Published on 06-08-2009
Despite the fact that the Constitution gives the American people the right to bear arms, there are many that feel we could do without it. This debate has been rehashed countless numbers of times and in many different formats. From court cases to the media, the argument against gun control is one that we are unlikely to see resolution for anytime soon.
Not unlike the war against drugs, arguments against (and for) gun control evoke emotion and questions of intent. Organizations against gun control, including the NRA, are usually at the fore in these debates. Common arguments against gun control posed by such groups are straightforward. These arguments bring attention to the Second Amendment in which this right is granted. They argue that in the enforcement of gun control regulations, this right is infringed upon and that we the American people are entitled to it. Yet, many senseless acts of violence are committed every year with handguns.
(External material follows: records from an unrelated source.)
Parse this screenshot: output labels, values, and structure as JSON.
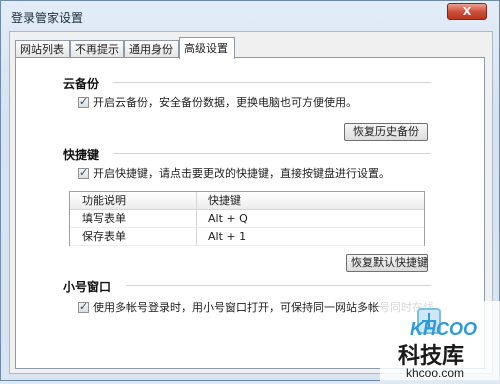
{
  "window": {
    "title": "登录管家设置",
    "close_label": "X"
  },
  "tabs": [
    {
      "label": "网站列表"
    },
    {
      "label": "不再提示"
    },
    {
      "label": "通用身份"
    },
    {
      "label": "高级设置",
      "active": true
    }
  ],
  "backup": {
    "title": "云备份",
    "checkbox_label": "开启云备份，安全备份数据，更换电脑也可方便使用。",
    "checked": true,
    "restore_button": "恢复历史备份"
  },
  "hotkeys": {
    "title": "快捷键",
    "checkbox_label": "开启快捷键，请点击要更改的快捷键，直接按键盘进行设置。",
    "checked": true,
    "columns": [
      "功能说明",
      "快捷键"
    ],
    "rows": [
      {
        "function": "填写表单",
        "key": "Alt + Q"
      },
      {
        "function": "保存表单",
        "key": "Alt + 1"
      }
    ],
    "reset_button": "恢复默认快捷键"
  },
  "small_window": {
    "title": "小号窗口",
    "checkbox_label": "使用多帐号登录时，用小号窗口打开，可保持同一网站多帐号同时在线",
    "checked": true
  },
  "watermark": {
    "brand": "KHCOO",
    "name": "科技库",
    "url": "khcoo.com"
  }
}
This reality bears the question “Should guns be prohibited?”
One common argument is that we should be able to protect ourselves with guns. True enough, handguns do offer a sense of security unlike any other. Handguns allow us to arm ourselves and make us less vulnerable to crime. This argument against gun control is often the double edged sword that is the revolving premise of this debate. One question often answers the other. However that answer is often posed as another question.
Should we be allowed to protect ourselves?
Should we be allowed to protect our families?
Regardless of what side you are on in the debate surrounding gun control, the answer to both questions is generally “yes.” The only thing that changes is the right to do so with a gun.
Many believe that if gun control is enforced, that violence will decline. Is this common argument against gun control viable? Will it be an actuality, or will we become more susceptible to violence in the event that this right is prohibited?
Perhaps the answer to gun control lies within accountability and proper regulations. Maybe this debate is better left standing as is. There are too many variables that play into this argument to have just one vantage point. Human nature in its own regard is an unstable factor that cannot be formed or fit into a box. This leads to yet another common argument against gun control. “Does everyone deserve the right to bear arms?” Background checks may obliterate this right for many. Felonies, and mental health records and issues are all probable causes to deny the right to own a handgun.
Whether you are for or against gun control regulations, it is important to research your opinion. While common arguments against gun control are pretty cut and dry, they may not be the appropriate solution. If we, the people of the United States, are no longer afforded this right, which will be the next to go? Should these common arguments against gun control be put into effect and if so, who exactly will they benefit?